The success of The Pink Panther (1963) created a new comic favourite in the accident-prone form of Peter Sellers’ Inspector Clouseau of the Paris Surete, so a sequel was inevitable. But this is where the Clouseau character was properly invented, along with his driven-to-distraction boss, Dreyfus.
Clouseau lurches towards the solution of a murder mystery adapted from plays by Harry Kurnitz and Marcel Achard, and by trying to clear saucy French chambermaid Maria Gambrelli (Elke Sommer) of shooting her Spanish lover leaves a trail of additional bodies in his wake – before finding that all is revealed in a nudist camp.
Suspecting the true killer is a jealous man who would rather kill than see Maria with another, Clouseau takes her on a tour of French nightclubs, using himself as bait and sure that the killer will strike.
And strike he does . . . no less than seven times. Unfortunately, Clouseau doesn’t notice the dead bodies left in his wake. Each an innocent unsuspecting bystander who was mistaken for him.
“Give me ten men like Clouseau and I could destroy the world,” blurts his bewildered boss Herbert Lom.
A Shot In The Dark still stands up better than Austin Powers (1997) – and doesn’t require constant winks to the camera to work.

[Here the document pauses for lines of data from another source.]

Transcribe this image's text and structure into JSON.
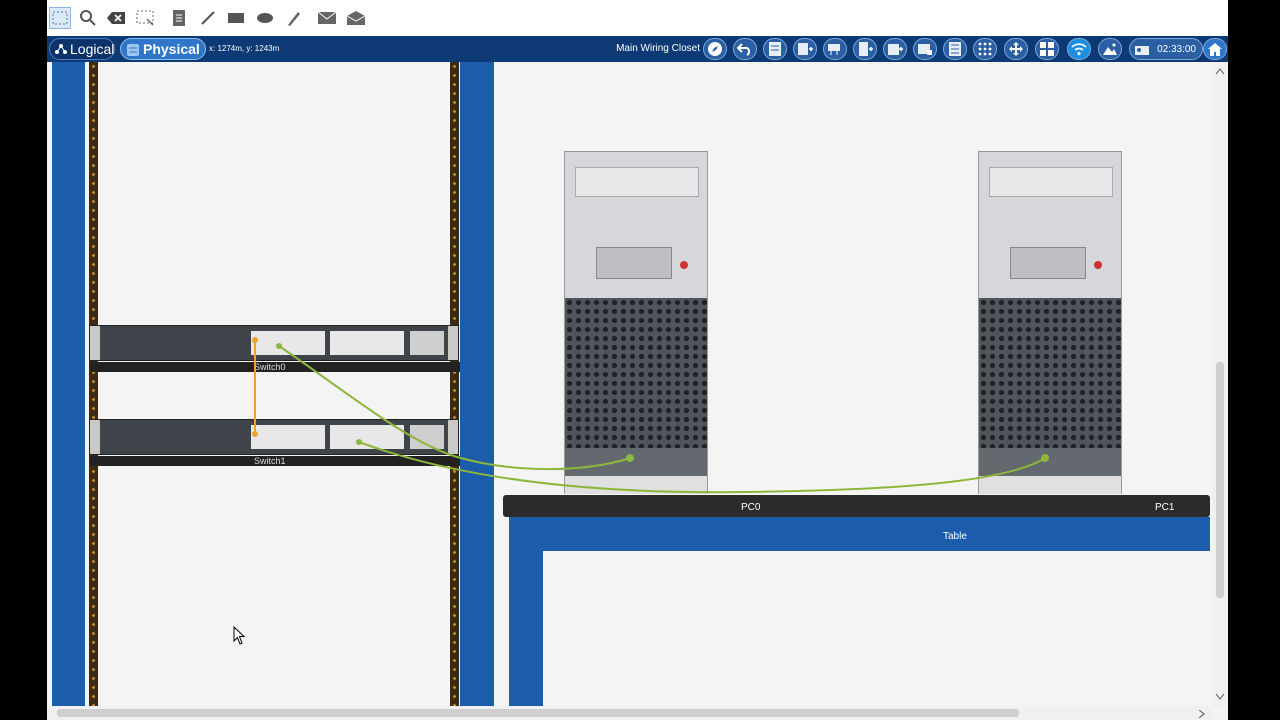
{
  "toolbar": {
    "icons": [
      "select-icon",
      "inspect-icon",
      "delete-icon",
      "resize-icon",
      "note-icon",
      "line-icon",
      "rectangle-icon",
      "ellipse-icon",
      "freeform-icon",
      "simple-pdu-icon",
      "complex-pdu-icon"
    ]
  },
  "navbar": {
    "logical_tab": "Logical",
    "physical_tab": "Physical",
    "coordinates": "x: 1274m, y: 1243m",
    "location": "Main Wiring Closet",
    "clock": "02:33:00"
  },
  "workspace": {
    "switch0_label": "Switch0",
    "switch1_label": "Switch1",
    "pc0_label": "PC0",
    "pc1_label": "PC1",
    "table_label": "Table"
  },
  "colors": {
    "navbar": "#0d3a74",
    "rack_blue": "#1b5cab",
    "cable_green": "#8db63c",
    "cable_orange": "#f0a12a"
  }
}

Inspector Jacques Clouseau
Chief Inspector Charles Dreyfus